The lines to copy from the data below are those that hold the string "JSON".

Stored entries

::::::::

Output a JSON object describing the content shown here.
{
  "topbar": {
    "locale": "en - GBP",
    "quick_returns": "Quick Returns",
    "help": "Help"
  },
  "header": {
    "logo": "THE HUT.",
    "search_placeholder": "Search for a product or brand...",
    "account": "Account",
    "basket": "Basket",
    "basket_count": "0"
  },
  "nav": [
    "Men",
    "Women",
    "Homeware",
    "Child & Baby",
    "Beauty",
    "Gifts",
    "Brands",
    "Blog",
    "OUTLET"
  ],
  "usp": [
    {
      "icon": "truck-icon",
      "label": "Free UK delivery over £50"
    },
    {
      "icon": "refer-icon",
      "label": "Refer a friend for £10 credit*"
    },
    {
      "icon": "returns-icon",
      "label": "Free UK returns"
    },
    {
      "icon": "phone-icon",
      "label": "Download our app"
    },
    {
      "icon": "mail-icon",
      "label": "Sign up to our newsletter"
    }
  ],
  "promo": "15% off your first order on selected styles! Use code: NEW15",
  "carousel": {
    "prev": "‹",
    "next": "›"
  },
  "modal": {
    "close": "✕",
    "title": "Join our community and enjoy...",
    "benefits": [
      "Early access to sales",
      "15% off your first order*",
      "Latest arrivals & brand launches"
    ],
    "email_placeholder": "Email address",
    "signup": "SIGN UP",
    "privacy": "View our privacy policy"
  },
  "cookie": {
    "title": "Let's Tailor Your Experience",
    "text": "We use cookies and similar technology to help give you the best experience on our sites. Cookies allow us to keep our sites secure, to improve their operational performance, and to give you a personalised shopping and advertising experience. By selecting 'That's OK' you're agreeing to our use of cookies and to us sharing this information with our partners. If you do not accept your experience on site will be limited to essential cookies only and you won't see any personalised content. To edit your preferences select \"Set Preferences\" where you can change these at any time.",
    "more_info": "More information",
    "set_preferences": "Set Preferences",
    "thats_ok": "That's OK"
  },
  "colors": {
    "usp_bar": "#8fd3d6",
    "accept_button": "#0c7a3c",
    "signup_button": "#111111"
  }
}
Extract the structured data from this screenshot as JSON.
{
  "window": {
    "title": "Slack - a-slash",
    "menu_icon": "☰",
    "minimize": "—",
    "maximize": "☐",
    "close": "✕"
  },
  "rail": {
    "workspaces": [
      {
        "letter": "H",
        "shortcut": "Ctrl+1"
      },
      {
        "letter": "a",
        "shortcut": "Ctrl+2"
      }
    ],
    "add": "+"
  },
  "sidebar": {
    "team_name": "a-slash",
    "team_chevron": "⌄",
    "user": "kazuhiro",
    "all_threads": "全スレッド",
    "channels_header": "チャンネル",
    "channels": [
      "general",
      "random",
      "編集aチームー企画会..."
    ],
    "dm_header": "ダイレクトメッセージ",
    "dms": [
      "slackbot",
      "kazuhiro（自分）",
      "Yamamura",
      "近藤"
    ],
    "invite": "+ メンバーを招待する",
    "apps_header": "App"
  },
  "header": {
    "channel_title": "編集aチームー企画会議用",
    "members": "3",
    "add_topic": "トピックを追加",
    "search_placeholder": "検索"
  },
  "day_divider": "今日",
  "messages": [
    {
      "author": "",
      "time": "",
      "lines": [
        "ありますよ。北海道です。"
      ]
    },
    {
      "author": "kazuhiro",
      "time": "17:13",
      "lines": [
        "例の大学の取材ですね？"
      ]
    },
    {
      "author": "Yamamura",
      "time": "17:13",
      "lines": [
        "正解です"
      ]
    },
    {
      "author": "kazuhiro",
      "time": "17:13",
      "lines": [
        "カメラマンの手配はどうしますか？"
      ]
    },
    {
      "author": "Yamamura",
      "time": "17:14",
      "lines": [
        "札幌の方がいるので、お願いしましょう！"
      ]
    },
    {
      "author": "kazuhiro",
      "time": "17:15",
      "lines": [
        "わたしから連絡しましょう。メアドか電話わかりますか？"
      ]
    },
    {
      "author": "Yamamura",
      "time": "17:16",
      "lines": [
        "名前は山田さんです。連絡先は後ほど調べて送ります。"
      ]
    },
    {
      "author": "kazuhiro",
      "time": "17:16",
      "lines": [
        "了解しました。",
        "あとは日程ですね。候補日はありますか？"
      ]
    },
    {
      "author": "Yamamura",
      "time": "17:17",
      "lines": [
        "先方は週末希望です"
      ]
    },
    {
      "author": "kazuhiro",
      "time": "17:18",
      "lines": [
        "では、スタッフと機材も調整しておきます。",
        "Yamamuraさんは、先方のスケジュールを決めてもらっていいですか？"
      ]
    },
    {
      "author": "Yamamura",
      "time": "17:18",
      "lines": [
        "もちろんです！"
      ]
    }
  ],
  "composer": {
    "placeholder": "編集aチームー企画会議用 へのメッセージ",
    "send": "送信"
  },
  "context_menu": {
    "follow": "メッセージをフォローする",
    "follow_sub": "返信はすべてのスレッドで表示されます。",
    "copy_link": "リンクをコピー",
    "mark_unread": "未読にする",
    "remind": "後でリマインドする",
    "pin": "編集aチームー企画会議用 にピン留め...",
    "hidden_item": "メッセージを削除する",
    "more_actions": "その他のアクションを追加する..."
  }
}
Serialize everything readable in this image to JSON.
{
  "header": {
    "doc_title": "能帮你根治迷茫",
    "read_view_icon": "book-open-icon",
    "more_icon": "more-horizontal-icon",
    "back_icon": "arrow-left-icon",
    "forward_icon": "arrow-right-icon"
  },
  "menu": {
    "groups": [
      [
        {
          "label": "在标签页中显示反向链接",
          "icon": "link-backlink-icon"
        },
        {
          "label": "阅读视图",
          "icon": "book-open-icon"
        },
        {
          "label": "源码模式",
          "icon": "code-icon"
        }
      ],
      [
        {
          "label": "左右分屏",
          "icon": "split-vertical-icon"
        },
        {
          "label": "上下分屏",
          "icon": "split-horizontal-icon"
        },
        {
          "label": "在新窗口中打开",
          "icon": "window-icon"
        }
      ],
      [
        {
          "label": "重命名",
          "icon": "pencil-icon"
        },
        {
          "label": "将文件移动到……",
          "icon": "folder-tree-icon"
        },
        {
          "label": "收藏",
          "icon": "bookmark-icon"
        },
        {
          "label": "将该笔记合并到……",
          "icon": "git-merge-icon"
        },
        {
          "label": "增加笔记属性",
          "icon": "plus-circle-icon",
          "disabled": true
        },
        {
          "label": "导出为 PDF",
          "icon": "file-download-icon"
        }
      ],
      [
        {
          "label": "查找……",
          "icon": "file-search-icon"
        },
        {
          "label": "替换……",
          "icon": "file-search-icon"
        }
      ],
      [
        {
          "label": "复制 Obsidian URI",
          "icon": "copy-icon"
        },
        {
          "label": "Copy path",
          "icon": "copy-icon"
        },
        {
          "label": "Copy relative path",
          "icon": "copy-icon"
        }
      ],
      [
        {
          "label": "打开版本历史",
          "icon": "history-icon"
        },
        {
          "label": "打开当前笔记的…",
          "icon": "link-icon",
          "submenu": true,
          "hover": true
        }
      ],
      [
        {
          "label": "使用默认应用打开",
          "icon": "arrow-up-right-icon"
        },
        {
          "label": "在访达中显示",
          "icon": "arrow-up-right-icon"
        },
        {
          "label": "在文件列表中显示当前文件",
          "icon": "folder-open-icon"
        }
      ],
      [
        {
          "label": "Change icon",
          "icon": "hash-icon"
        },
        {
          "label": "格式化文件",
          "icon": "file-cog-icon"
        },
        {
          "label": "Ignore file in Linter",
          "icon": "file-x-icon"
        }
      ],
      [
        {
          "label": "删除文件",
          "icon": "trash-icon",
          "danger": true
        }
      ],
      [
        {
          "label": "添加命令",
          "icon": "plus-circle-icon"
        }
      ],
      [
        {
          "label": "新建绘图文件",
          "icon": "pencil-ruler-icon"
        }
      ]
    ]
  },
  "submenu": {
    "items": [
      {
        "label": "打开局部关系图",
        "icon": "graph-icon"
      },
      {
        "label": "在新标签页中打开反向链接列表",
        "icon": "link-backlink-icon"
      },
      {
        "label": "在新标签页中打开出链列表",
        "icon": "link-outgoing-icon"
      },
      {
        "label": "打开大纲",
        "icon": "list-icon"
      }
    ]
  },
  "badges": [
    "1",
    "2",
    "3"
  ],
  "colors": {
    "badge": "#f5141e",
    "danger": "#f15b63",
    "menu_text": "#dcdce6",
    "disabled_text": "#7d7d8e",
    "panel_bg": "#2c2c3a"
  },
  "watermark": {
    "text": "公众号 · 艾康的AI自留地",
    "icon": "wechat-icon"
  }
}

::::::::

Response to this task:
Output a JSON object describing the content shown here.
Extract the structured data from this screenshot as JSON.
Serialize everything readable in this image to JSON.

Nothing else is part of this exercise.